* _Task prompt_
From the listing below, pull out the lines that hold "this".

----------------------------------------

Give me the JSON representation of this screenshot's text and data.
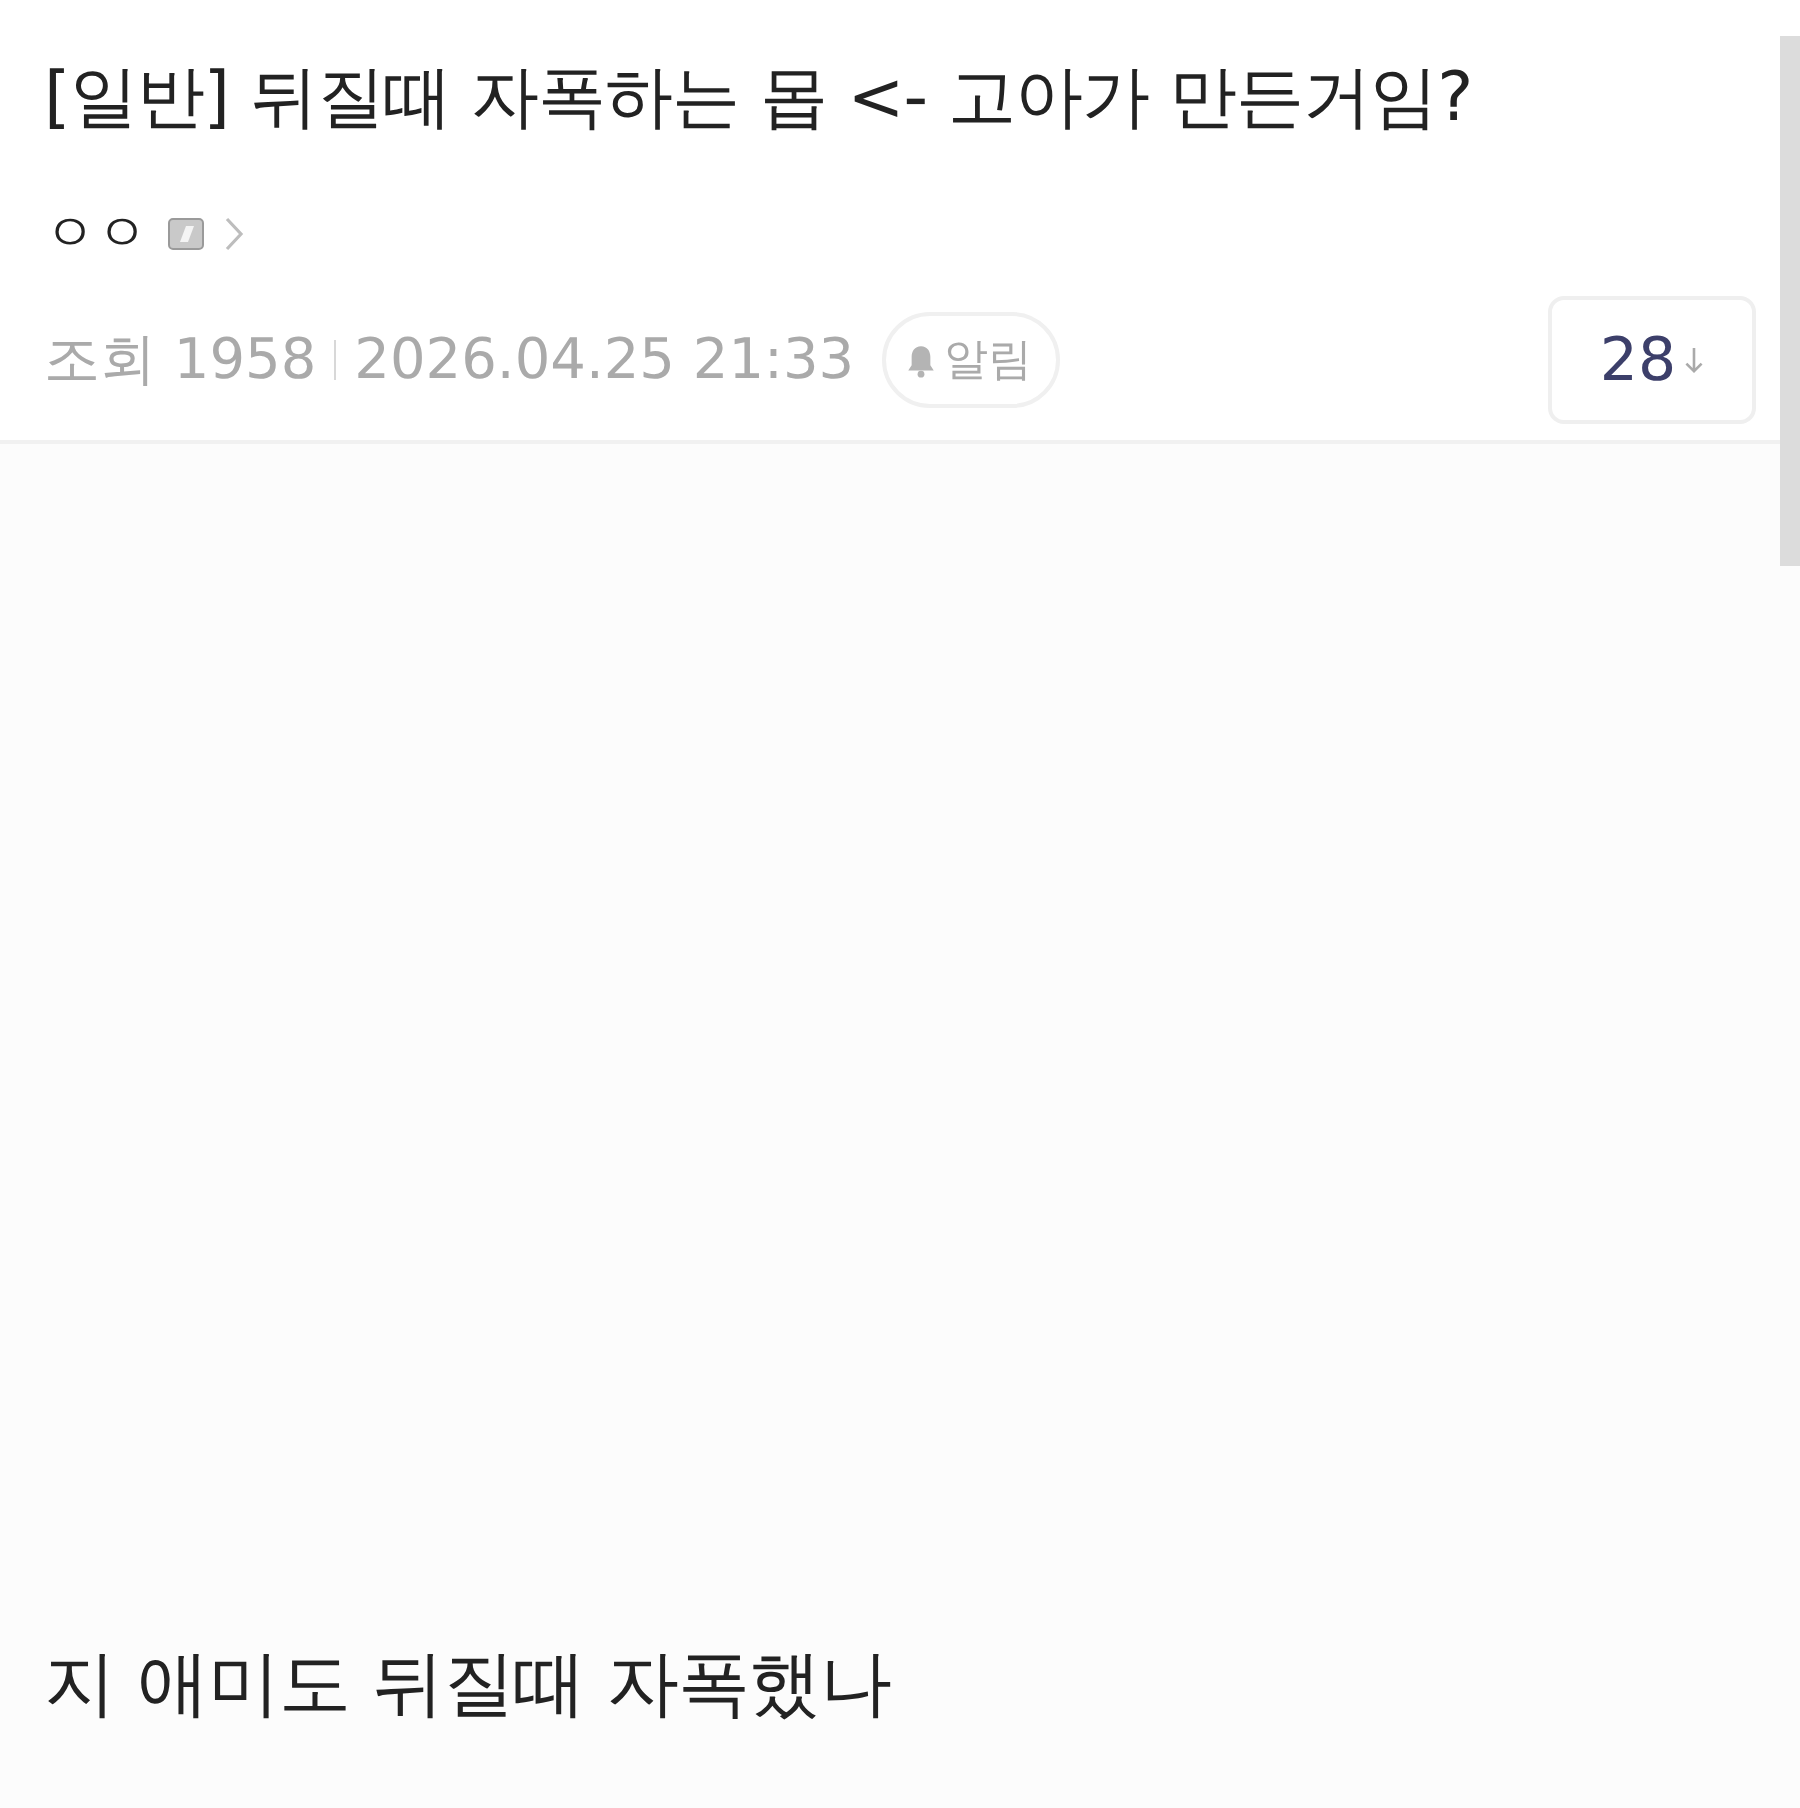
{
  "post": {
    "title": "[일반] 뒤질때 자폭하는 몹 <- 고아가 만든거임?",
    "author": {
      "name": "ㅇㅇ"
    },
    "meta": {
      "views_label": "조회",
      "views": "1958",
      "date": "2026.04.25 21:33",
      "alarm_button": "알림"
    },
    "comment_count": "28",
    "body": [
      {
        "kind": "text",
        "text": "지 애미도 뒤질때 자폭했나"
      }
    ]
  }
}
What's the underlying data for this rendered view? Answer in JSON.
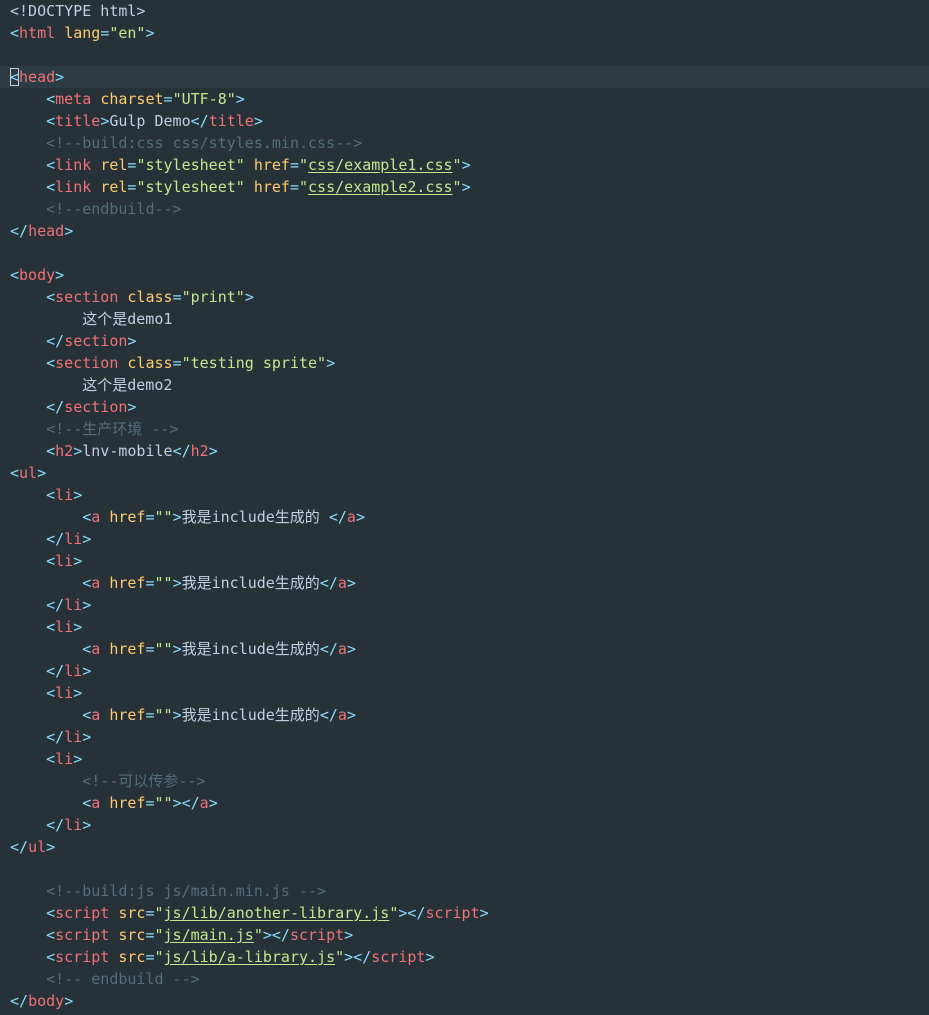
{
  "colors": {
    "background": "#263238",
    "current_line": "#2d3b42",
    "punct": "#89ddff",
    "plain": "#c3cee3",
    "tag": "#f07178",
    "attr": "#ffcb6b",
    "string": "#c3e88d",
    "comment": "#546e7a"
  },
  "editor": {
    "current_line_index": 3,
    "cursor_token": "<",
    "lines": [
      [
        [
          "plain",
          "<!DOCTYPE html>"
        ]
      ],
      [
        [
          "punct",
          "<"
        ],
        [
          "tag",
          "html"
        ],
        [
          "plain",
          " "
        ],
        [
          "attr",
          "lang"
        ],
        [
          "punct",
          "="
        ],
        [
          "str",
          "\"en\""
        ],
        [
          "punct",
          ">"
        ]
      ],
      [],
      [
        [
          "punct",
          "<"
        ],
        [
          "tag",
          "head"
        ],
        [
          "punct",
          ">"
        ]
      ],
      [
        [
          "plain",
          "    "
        ],
        [
          "punct",
          "<"
        ],
        [
          "tag",
          "meta"
        ],
        [
          "plain",
          " "
        ],
        [
          "attr",
          "charset"
        ],
        [
          "punct",
          "="
        ],
        [
          "str",
          "\"UTF-8\""
        ],
        [
          "punct",
          ">"
        ]
      ],
      [
        [
          "plain",
          "    "
        ],
        [
          "punct",
          "<"
        ],
        [
          "tag",
          "title"
        ],
        [
          "punct",
          ">"
        ],
        [
          "text",
          "Gulp Demo"
        ],
        [
          "punct",
          "</"
        ],
        [
          "tag",
          "title"
        ],
        [
          "punct",
          ">"
        ]
      ],
      [
        [
          "plain",
          "    "
        ],
        [
          "comment",
          "<!--build:css css/styles.min.css-->"
        ]
      ],
      [
        [
          "plain",
          "    "
        ],
        [
          "punct",
          "<"
        ],
        [
          "tag",
          "link"
        ],
        [
          "plain",
          " "
        ],
        [
          "attr",
          "rel"
        ],
        [
          "punct",
          "="
        ],
        [
          "str",
          "\"stylesheet\""
        ],
        [
          "plain",
          " "
        ],
        [
          "attr",
          "href"
        ],
        [
          "punct",
          "="
        ],
        [
          "str",
          "\""
        ],
        [
          "link",
          "css/example1.css"
        ],
        [
          "str",
          "\""
        ],
        [
          "punct",
          ">"
        ]
      ],
      [
        [
          "plain",
          "    "
        ],
        [
          "punct",
          "<"
        ],
        [
          "tag",
          "link"
        ],
        [
          "plain",
          " "
        ],
        [
          "attr",
          "rel"
        ],
        [
          "punct",
          "="
        ],
        [
          "str",
          "\"stylesheet\""
        ],
        [
          "plain",
          " "
        ],
        [
          "attr",
          "href"
        ],
        [
          "punct",
          "="
        ],
        [
          "str",
          "\""
        ],
        [
          "link",
          "css/example2.css"
        ],
        [
          "str",
          "\""
        ],
        [
          "punct",
          ">"
        ]
      ],
      [
        [
          "plain",
          "    "
        ],
        [
          "comment",
          "<!--endbuild-->"
        ]
      ],
      [
        [
          "punct",
          "</"
        ],
        [
          "tag",
          "head"
        ],
        [
          "punct",
          ">"
        ]
      ],
      [],
      [
        [
          "punct",
          "<"
        ],
        [
          "tag",
          "body"
        ],
        [
          "punct",
          ">"
        ]
      ],
      [
        [
          "plain",
          "    "
        ],
        [
          "punct",
          "<"
        ],
        [
          "tag",
          "section"
        ],
        [
          "plain",
          " "
        ],
        [
          "attr",
          "class"
        ],
        [
          "punct",
          "="
        ],
        [
          "str",
          "\"print\""
        ],
        [
          "punct",
          ">"
        ]
      ],
      [
        [
          "plain",
          "        "
        ],
        [
          "text",
          "这个是demo1"
        ]
      ],
      [
        [
          "plain",
          "    "
        ],
        [
          "punct",
          "</"
        ],
        [
          "tag",
          "section"
        ],
        [
          "punct",
          ">"
        ]
      ],
      [
        [
          "plain",
          "    "
        ],
        [
          "punct",
          "<"
        ],
        [
          "tag",
          "section"
        ],
        [
          "plain",
          " "
        ],
        [
          "attr",
          "class"
        ],
        [
          "punct",
          "="
        ],
        [
          "str",
          "\"testing sprite\""
        ],
        [
          "punct",
          ">"
        ]
      ],
      [
        [
          "plain",
          "        "
        ],
        [
          "text",
          "这个是demo2"
        ]
      ],
      [
        [
          "plain",
          "    "
        ],
        [
          "punct",
          "</"
        ],
        [
          "tag",
          "section"
        ],
        [
          "punct",
          ">"
        ]
      ],
      [
        [
          "plain",
          "    "
        ],
        [
          "comment",
          "<!--生产环境 -->"
        ]
      ],
      [
        [
          "plain",
          "    "
        ],
        [
          "punct",
          "<"
        ],
        [
          "tag",
          "h2"
        ],
        [
          "punct",
          ">"
        ],
        [
          "text",
          "lnv-mobile"
        ],
        [
          "punct",
          "</"
        ],
        [
          "tag",
          "h2"
        ],
        [
          "punct",
          ">"
        ]
      ],
      [
        [
          "punct",
          "<"
        ],
        [
          "tag",
          "ul"
        ],
        [
          "punct",
          ">"
        ]
      ],
      [
        [
          "plain",
          "    "
        ],
        [
          "punct",
          "<"
        ],
        [
          "tag",
          "li"
        ],
        [
          "punct",
          ">"
        ]
      ],
      [
        [
          "plain",
          "        "
        ],
        [
          "punct",
          "<"
        ],
        [
          "tag",
          "a"
        ],
        [
          "plain",
          " "
        ],
        [
          "attr",
          "href"
        ],
        [
          "punct",
          "="
        ],
        [
          "str",
          "\"\""
        ],
        [
          "punct",
          ">"
        ],
        [
          "text",
          "我是include生成的 "
        ],
        [
          "punct",
          "</"
        ],
        [
          "tag",
          "a"
        ],
        [
          "punct",
          ">"
        ]
      ],
      [
        [
          "plain",
          "    "
        ],
        [
          "punct",
          "</"
        ],
        [
          "tag",
          "li"
        ],
        [
          "punct",
          ">"
        ]
      ],
      [
        [
          "plain",
          "    "
        ],
        [
          "punct",
          "<"
        ],
        [
          "tag",
          "li"
        ],
        [
          "punct",
          ">"
        ]
      ],
      [
        [
          "plain",
          "        "
        ],
        [
          "punct",
          "<"
        ],
        [
          "tag",
          "a"
        ],
        [
          "plain",
          " "
        ],
        [
          "attr",
          "href"
        ],
        [
          "punct",
          "="
        ],
        [
          "str",
          "\"\""
        ],
        [
          "punct",
          ">"
        ],
        [
          "text",
          "我是include生成的"
        ],
        [
          "punct",
          "</"
        ],
        [
          "tag",
          "a"
        ],
        [
          "punct",
          ">"
        ]
      ],
      [
        [
          "plain",
          "    "
        ],
        [
          "punct",
          "</"
        ],
        [
          "tag",
          "li"
        ],
        [
          "punct",
          ">"
        ]
      ],
      [
        [
          "plain",
          "    "
        ],
        [
          "punct",
          "<"
        ],
        [
          "tag",
          "li"
        ],
        [
          "punct",
          ">"
        ]
      ],
      [
        [
          "plain",
          "        "
        ],
        [
          "punct",
          "<"
        ],
        [
          "tag",
          "a"
        ],
        [
          "plain",
          " "
        ],
        [
          "attr",
          "href"
        ],
        [
          "punct",
          "="
        ],
        [
          "str",
          "\"\""
        ],
        [
          "punct",
          ">"
        ],
        [
          "text",
          "我是include生成的"
        ],
        [
          "punct",
          "</"
        ],
        [
          "tag",
          "a"
        ],
        [
          "punct",
          ">"
        ]
      ],
      [
        [
          "plain",
          "    "
        ],
        [
          "punct",
          "</"
        ],
        [
          "tag",
          "li"
        ],
        [
          "punct",
          ">"
        ]
      ],
      [
        [
          "plain",
          "    "
        ],
        [
          "punct",
          "<"
        ],
        [
          "tag",
          "li"
        ],
        [
          "punct",
          ">"
        ]
      ],
      [
        [
          "plain",
          "        "
        ],
        [
          "punct",
          "<"
        ],
        [
          "tag",
          "a"
        ],
        [
          "plain",
          " "
        ],
        [
          "attr",
          "href"
        ],
        [
          "punct",
          "="
        ],
        [
          "str",
          "\"\""
        ],
        [
          "punct",
          ">"
        ],
        [
          "text",
          "我是include生成的"
        ],
        [
          "punct",
          "</"
        ],
        [
          "tag",
          "a"
        ],
        [
          "punct",
          ">"
        ]
      ],
      [
        [
          "plain",
          "    "
        ],
        [
          "punct",
          "</"
        ],
        [
          "tag",
          "li"
        ],
        [
          "punct",
          ">"
        ]
      ],
      [
        [
          "plain",
          "    "
        ],
        [
          "punct",
          "<"
        ],
        [
          "tag",
          "li"
        ],
        [
          "punct",
          ">"
        ]
      ],
      [
        [
          "plain",
          "        "
        ],
        [
          "comment",
          "<!--可以传参-->"
        ]
      ],
      [
        [
          "plain",
          "        "
        ],
        [
          "punct",
          "<"
        ],
        [
          "tag",
          "a"
        ],
        [
          "plain",
          " "
        ],
        [
          "attr",
          "href"
        ],
        [
          "punct",
          "="
        ],
        [
          "str",
          "\"\""
        ],
        [
          "punct",
          ">"
        ],
        [
          "punct",
          "</"
        ],
        [
          "tag",
          "a"
        ],
        [
          "punct",
          ">"
        ]
      ],
      [
        [
          "plain",
          "    "
        ],
        [
          "punct",
          "</"
        ],
        [
          "tag",
          "li"
        ],
        [
          "punct",
          ">"
        ]
      ],
      [
        [
          "punct",
          "</"
        ],
        [
          "tag",
          "ul"
        ],
        [
          "punct",
          ">"
        ]
      ],
      [],
      [
        [
          "plain",
          "    "
        ],
        [
          "comment",
          "<!--build:js js/main.min.js -->"
        ]
      ],
      [
        [
          "plain",
          "    "
        ],
        [
          "punct",
          "<"
        ],
        [
          "tag",
          "script"
        ],
        [
          "plain",
          " "
        ],
        [
          "attr",
          "src"
        ],
        [
          "punct",
          "="
        ],
        [
          "str",
          "\""
        ],
        [
          "link",
          "js/lib/another-library.js"
        ],
        [
          "str",
          "\""
        ],
        [
          "punct",
          "></"
        ],
        [
          "tag",
          "script"
        ],
        [
          "punct",
          ">"
        ]
      ],
      [
        [
          "plain",
          "    "
        ],
        [
          "punct",
          "<"
        ],
        [
          "tag",
          "script"
        ],
        [
          "plain",
          " "
        ],
        [
          "attr",
          "src"
        ],
        [
          "punct",
          "="
        ],
        [
          "str",
          "\""
        ],
        [
          "link",
          "js/main.js"
        ],
        [
          "str",
          "\""
        ],
        [
          "punct",
          "></"
        ],
        [
          "tag",
          "script"
        ],
        [
          "punct",
          ">"
        ]
      ],
      [
        [
          "plain",
          "    "
        ],
        [
          "punct",
          "<"
        ],
        [
          "tag",
          "script"
        ],
        [
          "plain",
          " "
        ],
        [
          "attr",
          "src"
        ],
        [
          "punct",
          "="
        ],
        [
          "str",
          "\""
        ],
        [
          "link",
          "js/lib/a-library.js"
        ],
        [
          "str",
          "\""
        ],
        [
          "punct",
          "></"
        ],
        [
          "tag",
          "script"
        ],
        [
          "punct",
          ">"
        ]
      ],
      [
        [
          "plain",
          "    "
        ],
        [
          "comment",
          "<!-- endbuild -->"
        ]
      ],
      [
        [
          "punct",
          "</"
        ],
        [
          "tag",
          "body"
        ],
        [
          "punct",
          ">"
        ]
      ]
    ]
  }
}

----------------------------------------

* _The answer_
Give me the JSON representation of this screenshot's text and data.
What's the underlying data for this rendered view? Answer in JSON.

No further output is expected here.